Employment Law Consultant at ELAS, discusses what employees and employers should do if they experience racism in their company. “Racism, unfortunately, occurs in life whether that be in our personal or professional lives. With regards to racism in the workplace however, this occurs in different ways, whether that be the less favourable treatment of an employee on the grounds of race, which could amount to discrimination as provided by the Equality Act 2010, or whether employees are being abusive of or bullying a colleague because of their race. “Employers should be advocates of equal opportunity and equality and diversity in the workplace and they have an implied duty to take reasonable steps to prevent discrimination, bullying and harassment of their employees, and there are several ways in which they can seek to achieve this. “Having clear policies on equal opportunities and equality and diversity will help send a message to employees that the derogatory treatment of employees on the grounds of their race, or any other protected characteristic, will not be tolerated and that in almost all cases where an employee is accused of such behaviour, this would amount to gross misconduct and could lead to their summary dismissal if found guilty. Employers would do well to provide training on anti-discrimination, bullying and harassment for their employees also. It is particularly important that the training helps employees to identify what constitutes racism and discrimination, harassment and bullying and what the consequences of such actions could be. Training for managers on how to deal with such complaints would also be beneficial. “Should an employee raise a complaint of being subjected to racism, the employer should take the matter very seriously and endeavour to deal with the matter seriously. Complaints of racism would likely come in the form of a formal grievance, and luckily there are set procedures provided by the ACAS Code of Practice to help employers deal with such matters. Following the ACAS Code of Practice, although it has no legal force, will help demonstrate to an employment tribunal that the employer has acted fairly in dealing with such complaints. “Upon receiving the complaint, the employee should be invited into a grievance hearing, with at least 48 hours’ notice and the right to be accompanied. At the hearing the employee is asked to elaborate on their complaint where needed, being as specific as possible, in order to aid the employer in a thorough investigation into the described allegations. Once the investigation has been carried out, its findings are relayed in a written outcome to the employee’s grievance with the right of appeal should they be dissatisfied with it. Should it be found that there was indeed substance to the allegations of racism, the culprit would be subjected to disciplinary action and this could lead to their summary dismissal on the grounds of gross misconduct.”

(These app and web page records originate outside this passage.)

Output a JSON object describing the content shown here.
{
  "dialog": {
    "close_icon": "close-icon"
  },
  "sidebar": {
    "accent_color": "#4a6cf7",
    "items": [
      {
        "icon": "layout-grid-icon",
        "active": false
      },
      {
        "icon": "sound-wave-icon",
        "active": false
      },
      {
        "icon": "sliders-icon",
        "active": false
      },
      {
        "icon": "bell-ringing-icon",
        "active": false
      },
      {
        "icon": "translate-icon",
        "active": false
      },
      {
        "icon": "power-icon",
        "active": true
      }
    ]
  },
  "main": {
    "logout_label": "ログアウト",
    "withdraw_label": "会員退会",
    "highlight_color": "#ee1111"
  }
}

If your company has experienced multiple examples of racist behaviour, you may wish to educate your entire staff or essential team leaders with a training class. These classes enable staff to recognise the behavioural traits of racist individuals before they impact an employee or colleague.

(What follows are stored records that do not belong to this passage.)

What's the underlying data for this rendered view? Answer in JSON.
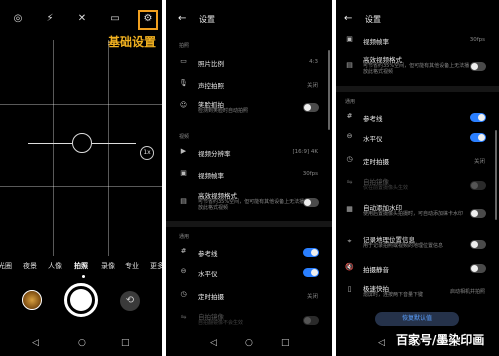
{
  "camera": {
    "top_icons": [
      "aperture-icon",
      "flash-off-icon",
      "ai-off-icon",
      "aspect-ratio-icon",
      "gear-icon"
    ],
    "callout": "基础设置",
    "zoom": "1x",
    "modes": [
      "光圈",
      "夜景",
      "人像",
      "拍照",
      "录像",
      "专业",
      "更多"
    ],
    "active_mode": "拍照"
  },
  "settings_title": "设置",
  "panel1": {
    "section_photo": "拍照",
    "aspect_ratio": {
      "label": "照片比例",
      "value": "4:3"
    },
    "voice_capture": {
      "label": "声控拍照",
      "value": "关闭"
    },
    "smile_capture": {
      "label": "笑脸抓拍",
      "sub": "检测到笑脸时自动拍照",
      "on": false
    },
    "section_video": "视频",
    "video_resolution": {
      "label": "视频分辨率",
      "value": "[16:9] 4K"
    },
    "video_fps": {
      "label": "视频帧率",
      "value": "30fps"
    },
    "efficient_format": {
      "label": "高效视频格式",
      "sub": "可节省约35%空间，但可能有其他设备上无法播放此格式视频",
      "on": false
    },
    "section_general": "通用",
    "grid": {
      "label": "参考线",
      "on": true
    },
    "level": {
      "label": "水平仪",
      "on": true
    },
    "timer": {
      "label": "定时拍摄",
      "value": "关闭"
    },
    "mirror": {
      "label": "自拍镜像",
      "sub": "自拍翻镜像不会生效"
    }
  },
  "panel2": {
    "video_fps": {
      "label": "视频帧率",
      "value": "30fps"
    },
    "efficient_format": {
      "label": "高效视频格式",
      "sub": "可节省约35%空间，但可能有其他设备上无法播放此格式视频",
      "on": false
    },
    "section_general": "通用",
    "grid": {
      "label": "参考线",
      "on": true
    },
    "level": {
      "label": "水平仪",
      "on": true
    },
    "timer": {
      "label": "定时拍摄",
      "value": "关闭"
    },
    "mirror": {
      "label": "自拍镜像",
      "sub": "仅在前置摄像头生效"
    },
    "watermark_toggle": {
      "label": "自动添加水印",
      "sub": "使用后置摄像头拍摄时，可自动添加徕卡水印",
      "on": false
    },
    "location": {
      "label": "记录地理位置信息",
      "sub": "用于记录拍照或视频的地理位置信息",
      "on": false
    },
    "mute": {
      "label": "拍摄静音",
      "on": false
    },
    "quick_snap": {
      "label": "极速快拍",
      "sub": "熄屏时，连按两下音量下键",
      "value": "启动相机并拍照"
    },
    "reset_button": "恢复默认值"
  },
  "watermark_text": "百家号/墨染印画"
}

Equality and Diversity
Given the current global focus on issues of equality and diversity, it’s no longer acceptable for businesses to be seen to be operating in a manner which may be considered as exclusionary in any way. With this in mind, it’s more important than ever to ensure that everyone within your organisation is aware of the roles they play when promoting equality and diversity within the workplace.
Our Equality and Diversity training course has been designed with the

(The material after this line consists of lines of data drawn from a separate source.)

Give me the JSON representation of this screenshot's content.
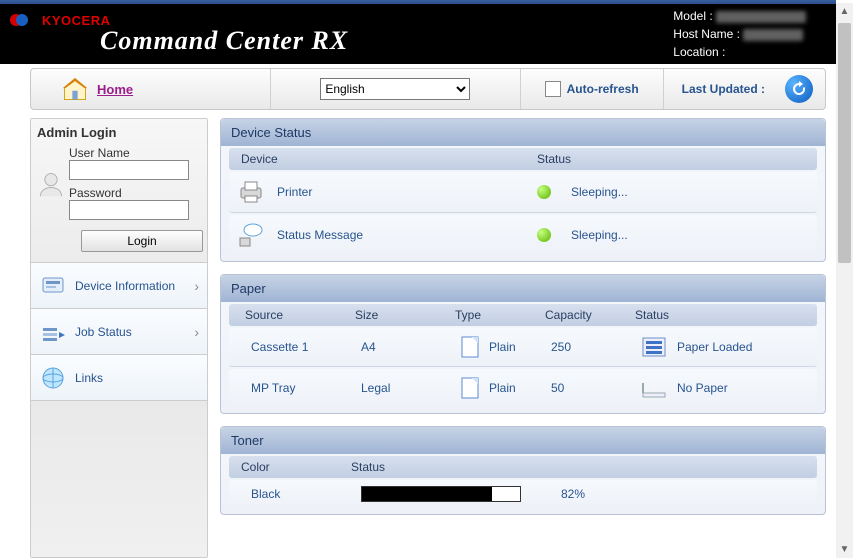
{
  "brand": {
    "vendor": "KYOCERA",
    "product": "Command Center",
    "suffix": "RX"
  },
  "host": {
    "model_label": "Model :",
    "model_value": "",
    "host_label": "Host Name :",
    "host_value": "",
    "location_label": "Location :"
  },
  "toolbar": {
    "home_label": "Home",
    "lang_value": "English",
    "auto_refresh": "Auto-refresh",
    "last_updated": "Last Updated :"
  },
  "login": {
    "title": "Admin Login",
    "user_label": "User Name",
    "pass_label": "Password",
    "button": "Login"
  },
  "nav": {
    "device_info": "Device Information",
    "job_status": "Job Status",
    "links": "Links"
  },
  "device_status": {
    "title": "Device Status",
    "head_device": "Device",
    "head_status": "Status",
    "rows": [
      {
        "name": "Printer",
        "status": "Sleeping..."
      },
      {
        "name": "Status Message",
        "status": "Sleeping..."
      }
    ]
  },
  "paper": {
    "title": "Paper",
    "head": {
      "source": "Source",
      "size": "Size",
      "type": "Type",
      "capacity": "Capacity",
      "status": "Status"
    },
    "rows": [
      {
        "source": "Cassette 1",
        "size": "A4",
        "type": "Plain",
        "capacity": "250",
        "status": "Paper Loaded",
        "loaded": true
      },
      {
        "source": "MP Tray",
        "size": "Legal",
        "type": "Plain",
        "capacity": "50",
        "status": "No Paper",
        "loaded": false
      }
    ]
  },
  "toner": {
    "title": "Toner",
    "head": {
      "color": "Color",
      "status": "Status"
    },
    "row": {
      "color": "Black",
      "percent_text": "82%",
      "percent": 82
    }
  }
}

Equality Act 2010 in mind and aims to promote positive equality and diversity practices and procedures that can be implemented into any business. As this course is aimed at promoting equality and diversity, we would recommend that this course is is suitable for managerial or supervisory staff. However, it is just as relevant for anyone who has shown an interest in fostering and promoting equality and diversity within your business.